Every line below must come back exactly as it stands, with the images omitted.

—————

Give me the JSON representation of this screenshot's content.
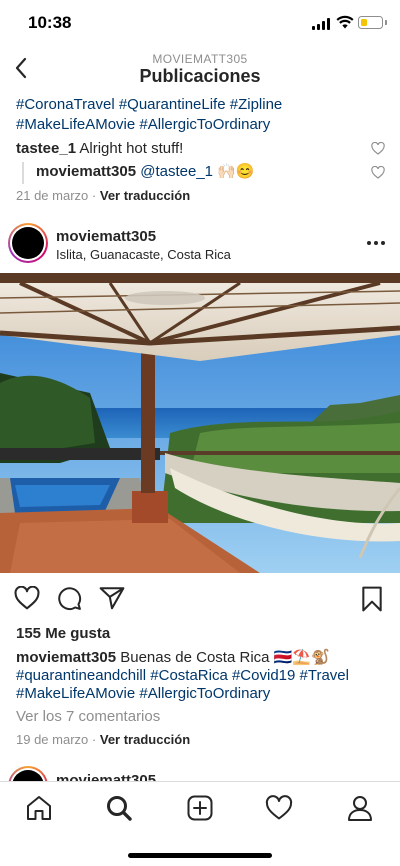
{
  "status_bar": {
    "time": "10:38",
    "battery_level": 0.3
  },
  "header": {
    "username": "MOVIEMATT305",
    "title": "Publicaciones"
  },
  "prev_post": {
    "hashtags_line1": "#CoronaTravel #QuarantineLife #Zipline",
    "hashtags_line2": "#MakeLifeAMovie #AllergicToOrdinary",
    "comment": {
      "user": "tastee_1",
      "text": "Alright hot stuff!"
    },
    "reply": {
      "user": "moviematt305",
      "mention": "@tastee_1",
      "emoji": "🙌🏻😊"
    },
    "date": "21 de marzo",
    "separator": "·",
    "translate": "Ver traducción"
  },
  "post": {
    "username": "moviematt305",
    "location": "Islita, Guanacaste, Costa Rica",
    "likes": "155 Me gusta",
    "caption_user": "moviematt305",
    "caption_text": "Buenas de Costa Rica 🇨🇷⛱️🐒",
    "hashtags_line1": "#quarantineandchill #CostaRica #Covid19 #Travel",
    "hashtags_line2": "#MakeLifeAMovie #AllergicToOrdinary",
    "view_comments": "Ver los 7 comentarios",
    "date": "19 de marzo",
    "separator": "·",
    "translate": "Ver traducción"
  },
  "next_post": {
    "username": "moviematt305"
  },
  "icons": {
    "back": "chevron-left-icon",
    "like": "heart-icon",
    "comment": "comment-icon",
    "share": "paper-plane-icon",
    "save": "bookmark-icon",
    "more": "more-dots-icon",
    "tabs": [
      "home-icon",
      "search-icon",
      "new-post-icon",
      "activity-heart-icon",
      "profile-icon"
    ]
  },
  "colors": {
    "hashtag": "#00376b",
    "text": "#262626",
    "muted": "#8e8e8e",
    "story_ring": "#d10869",
    "battery": "#f4c400"
  }
}
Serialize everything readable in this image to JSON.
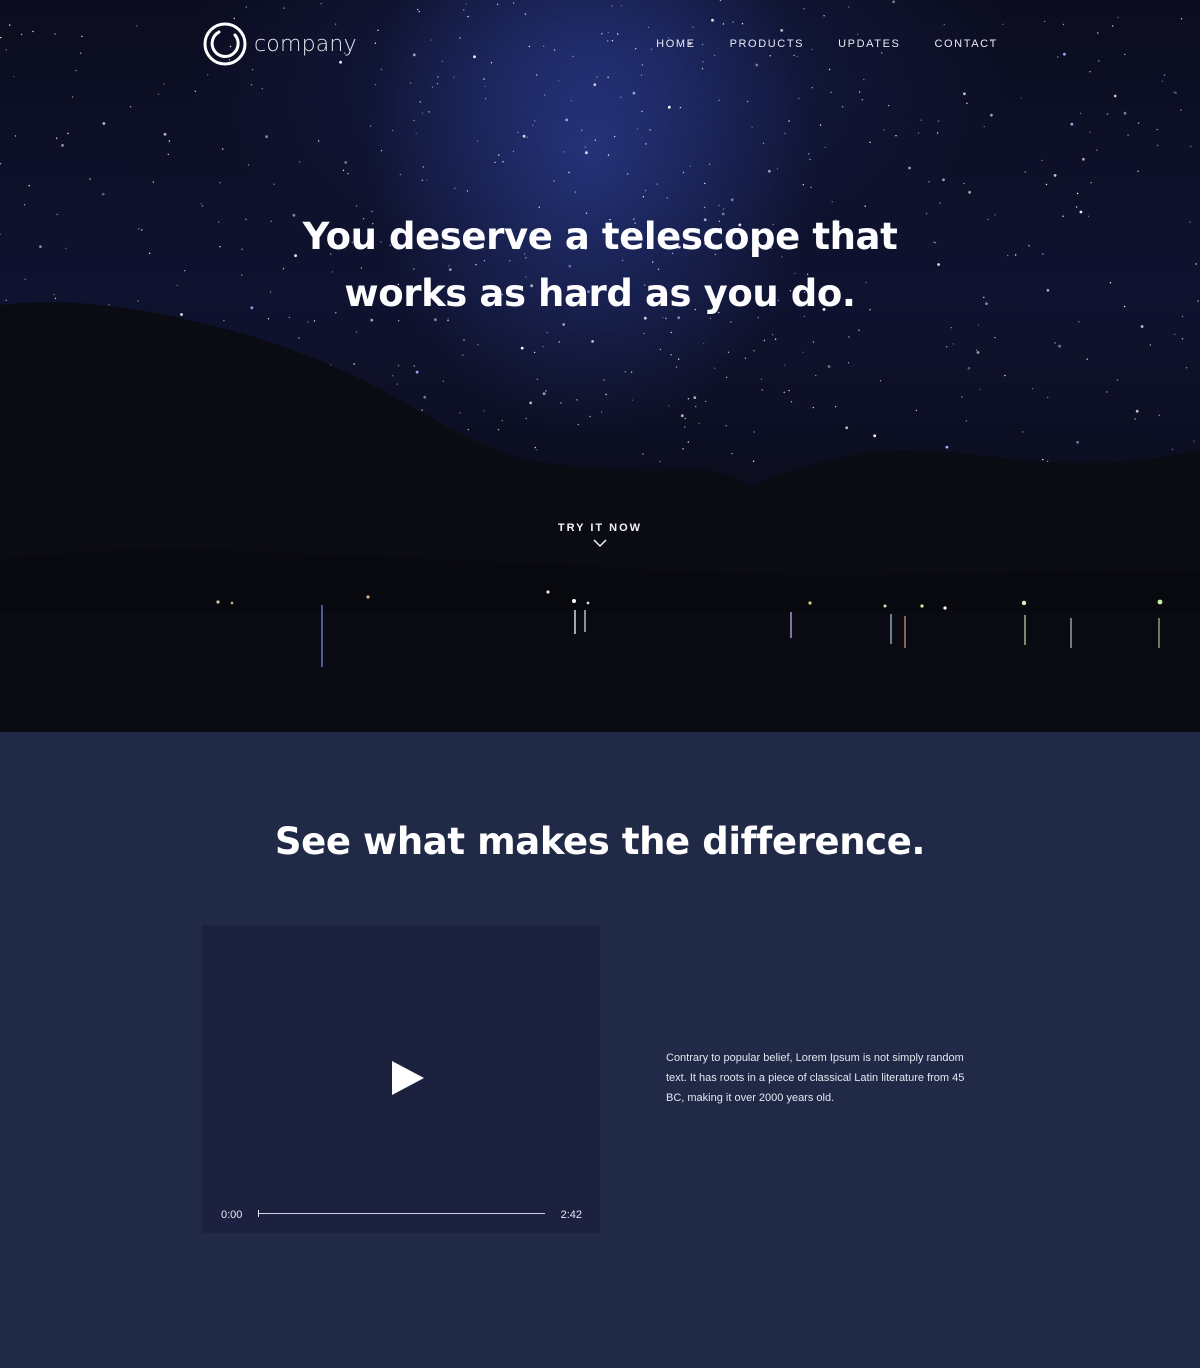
{
  "brand": {
    "name": "company"
  },
  "nav": {
    "items": [
      {
        "label": "HOME"
      },
      {
        "label": "PRODUCTS"
      },
      {
        "label": "UPDATES"
      },
      {
        "label": "CONTACT"
      }
    ]
  },
  "hero": {
    "headline_line1": "You deserve a telescope that",
    "headline_line2": "works as hard as you do.",
    "cta_label": "TRY IT NOW"
  },
  "feature": {
    "title": "See what makes the difference.",
    "video": {
      "current_time": "0:00",
      "duration": "2:42",
      "progress": 0
    },
    "description": "Contrary to popular belief, Lorem Ipsum is not simply random text. It has roots in a piece of classical Latin literature from 45 BC, making it over 2000 years old."
  },
  "colors": {
    "hero_sky": "#0f1330",
    "section_bg": "#202946",
    "video_bg": "#1c2140",
    "text": "#ffffff"
  }
}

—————

- ANSWER TO THE EXERCISE
Give me the JSON representation of this screenshot's content.
{
  "status_bar": {
    "time": "10:38",
    "battery_level": 0.3
  },
  "header": {
    "username": "MOVIEMATT305",
    "title": "Publicaciones"
  },
  "prev_post": {
    "hashtags_line1": "#CoronaTravel #QuarantineLife #Zipline",
    "hashtags_line2": "#MakeLifeAMovie #AllergicToOrdinary",
    "comment": {
      "user": "tastee_1",
      "text": "Alright hot stuff!"
    },
    "reply": {
      "user": "moviematt305",
      "mention": "@tastee_1",
      "emoji": "🙌🏻😊"
    },
    "date": "21 de marzo",
    "separator": "·",
    "translate": "Ver traducción"
  },
  "post": {
    "username": "moviematt305",
    "location": "Islita, Guanacaste, Costa Rica",
    "likes": "155 Me gusta",
    "caption_user": "moviematt305",
    "caption_text": "Buenas de Costa Rica 🇨🇷⛱️🐒",
    "hashtags_line1": "#quarantineandchill #CostaRica #Covid19 #Travel",
    "hashtags_line2": "#MakeLifeAMovie #AllergicToOrdinary",
    "view_comments": "Ver los 7 comentarios",
    "date": "19 de marzo",
    "separator": "·",
    "translate": "Ver traducción"
  },
  "next_post": {
    "username": "moviematt305"
  },
  "icons": {
    "back": "chevron-left-icon",
    "like": "heart-icon",
    "comment": "comment-icon",
    "share": "paper-plane-icon",
    "save": "bookmark-icon",
    "more": "more-dots-icon",
    "tabs": [
      "home-icon",
      "search-icon",
      "new-post-icon",
      "activity-heart-icon",
      "profile-icon"
    ]
  },
  "colors": {
    "hashtag": "#00376b",
    "text": "#262626",
    "muted": "#8e8e8e",
    "story_ring": "#d10869",
    "battery": "#f4c400"
  }
}
Serialize everything readable in this image to JSON.
{
  "brand": {
    "name": "company"
  },
  "nav": {
    "items": [
      {
        "label": "HOME"
      },
      {
        "label": "PRODUCTS"
      },
      {
        "label": "UPDATES"
      },
      {
        "label": "CONTACT"
      }
    ]
  },
  "hero": {
    "headline_line1": "You deserve a telescope that",
    "headline_line2": "works as hard as you do.",
    "cta_label": "TRY IT NOW"
  },
  "feature": {
    "title": "See what makes the difference.",
    "video": {
      "current_time": "0:00",
      "duration": "2:42",
      "progress": 0
    },
    "description": "Contrary to popular belief, Lorem Ipsum is not simply random text. It has roots in a piece of classical Latin literature from 45 BC, making it over 2000 years old."
  },
  "colors": {
    "hero_sky": "#0f1330",
    "section_bg": "#202946",
    "video_bg": "#1c2140",
    "text": "#ffffff"
  }
}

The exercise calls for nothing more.